Segment Start: INFORMATION SHOWN

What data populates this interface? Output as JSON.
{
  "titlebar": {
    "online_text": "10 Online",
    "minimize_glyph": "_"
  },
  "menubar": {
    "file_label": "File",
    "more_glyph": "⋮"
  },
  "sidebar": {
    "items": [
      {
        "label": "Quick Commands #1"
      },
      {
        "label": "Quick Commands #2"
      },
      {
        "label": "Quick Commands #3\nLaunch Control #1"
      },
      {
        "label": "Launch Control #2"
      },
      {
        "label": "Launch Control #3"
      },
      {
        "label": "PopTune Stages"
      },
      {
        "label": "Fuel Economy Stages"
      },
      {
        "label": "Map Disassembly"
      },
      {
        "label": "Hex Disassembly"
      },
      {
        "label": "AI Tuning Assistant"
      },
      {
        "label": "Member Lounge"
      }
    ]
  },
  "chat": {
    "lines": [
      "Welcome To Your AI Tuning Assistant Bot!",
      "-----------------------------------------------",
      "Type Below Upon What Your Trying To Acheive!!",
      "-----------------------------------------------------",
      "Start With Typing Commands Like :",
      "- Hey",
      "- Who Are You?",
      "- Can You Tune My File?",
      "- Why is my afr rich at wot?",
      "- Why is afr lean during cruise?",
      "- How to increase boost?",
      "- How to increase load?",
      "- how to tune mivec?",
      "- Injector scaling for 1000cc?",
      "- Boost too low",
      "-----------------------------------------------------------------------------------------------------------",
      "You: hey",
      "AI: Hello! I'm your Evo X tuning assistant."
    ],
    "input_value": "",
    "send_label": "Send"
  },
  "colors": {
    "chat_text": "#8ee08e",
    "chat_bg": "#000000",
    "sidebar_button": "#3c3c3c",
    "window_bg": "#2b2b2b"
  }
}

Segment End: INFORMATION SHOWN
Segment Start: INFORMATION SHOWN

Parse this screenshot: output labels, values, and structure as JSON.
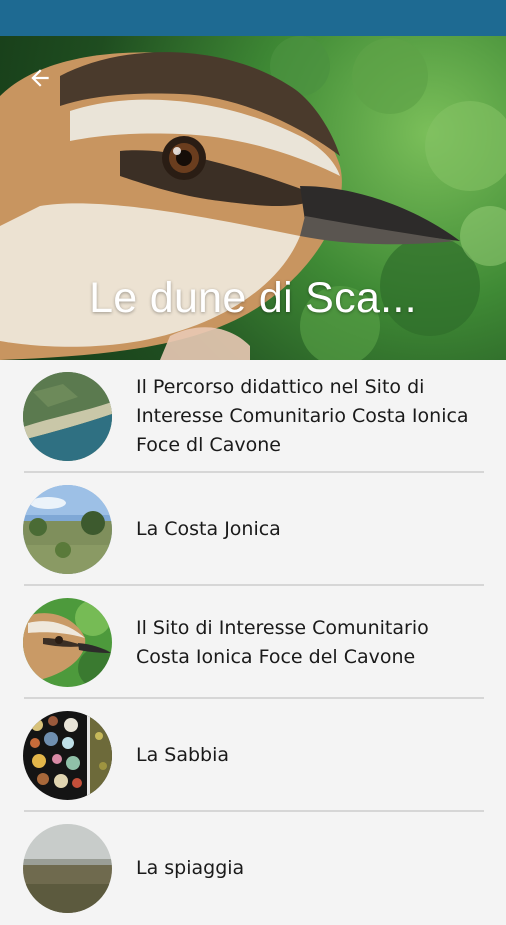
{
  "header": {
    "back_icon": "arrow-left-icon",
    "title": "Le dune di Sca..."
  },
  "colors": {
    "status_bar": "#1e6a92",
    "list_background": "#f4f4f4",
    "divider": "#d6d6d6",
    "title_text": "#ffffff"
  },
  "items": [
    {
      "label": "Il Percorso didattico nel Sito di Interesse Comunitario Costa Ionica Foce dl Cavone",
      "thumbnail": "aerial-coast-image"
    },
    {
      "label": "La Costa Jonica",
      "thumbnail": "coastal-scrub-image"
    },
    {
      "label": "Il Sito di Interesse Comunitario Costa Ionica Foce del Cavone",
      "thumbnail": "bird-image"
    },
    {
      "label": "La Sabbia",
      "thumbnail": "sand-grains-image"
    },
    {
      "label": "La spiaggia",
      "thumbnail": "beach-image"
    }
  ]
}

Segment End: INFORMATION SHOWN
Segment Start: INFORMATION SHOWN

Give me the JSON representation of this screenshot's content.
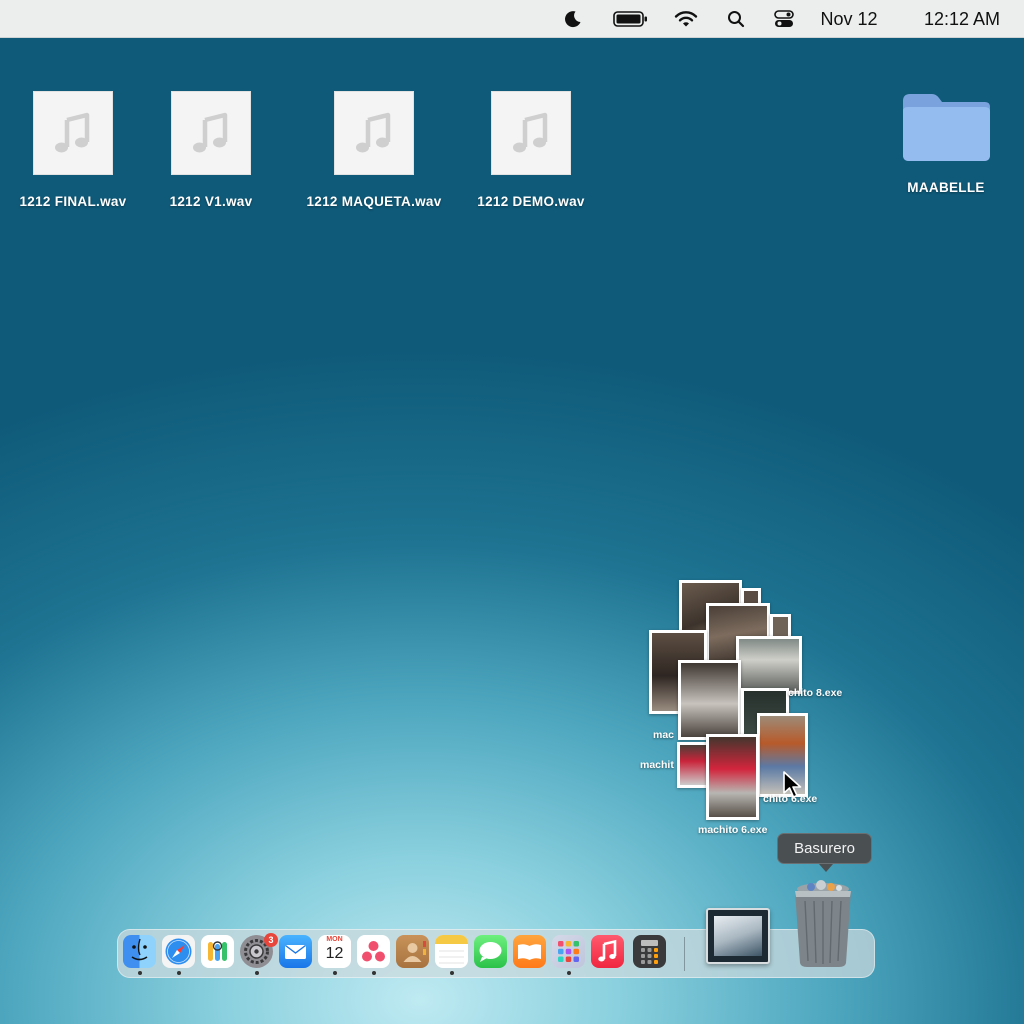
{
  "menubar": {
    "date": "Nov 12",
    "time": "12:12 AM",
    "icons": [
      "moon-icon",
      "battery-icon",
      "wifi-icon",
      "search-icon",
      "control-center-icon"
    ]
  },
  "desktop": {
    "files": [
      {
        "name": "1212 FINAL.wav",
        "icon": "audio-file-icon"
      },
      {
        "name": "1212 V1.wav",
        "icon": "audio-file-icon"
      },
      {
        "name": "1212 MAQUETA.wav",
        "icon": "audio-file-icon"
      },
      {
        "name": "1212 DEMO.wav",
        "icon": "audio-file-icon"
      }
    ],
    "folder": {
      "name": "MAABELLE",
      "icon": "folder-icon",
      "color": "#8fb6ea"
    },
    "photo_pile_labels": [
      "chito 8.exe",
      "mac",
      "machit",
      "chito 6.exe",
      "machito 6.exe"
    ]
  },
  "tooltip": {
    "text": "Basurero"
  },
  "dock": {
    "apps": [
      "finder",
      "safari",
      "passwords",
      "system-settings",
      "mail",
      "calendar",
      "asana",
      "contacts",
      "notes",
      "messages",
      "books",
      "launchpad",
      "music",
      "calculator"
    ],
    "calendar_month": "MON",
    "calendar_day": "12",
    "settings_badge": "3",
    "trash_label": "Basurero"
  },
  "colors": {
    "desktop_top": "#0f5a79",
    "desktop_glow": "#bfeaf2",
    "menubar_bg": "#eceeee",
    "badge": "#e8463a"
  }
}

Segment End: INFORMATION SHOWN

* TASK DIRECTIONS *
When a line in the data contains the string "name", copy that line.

* YOUR SOLUTION *
        "name": "1212 FINAL.wav",
        "name": "1212 V1.wav",
        "name": "1212 MAQUETA.wav",
        "name": "1212 DEMO.wav",
      "name": "MAABELLE",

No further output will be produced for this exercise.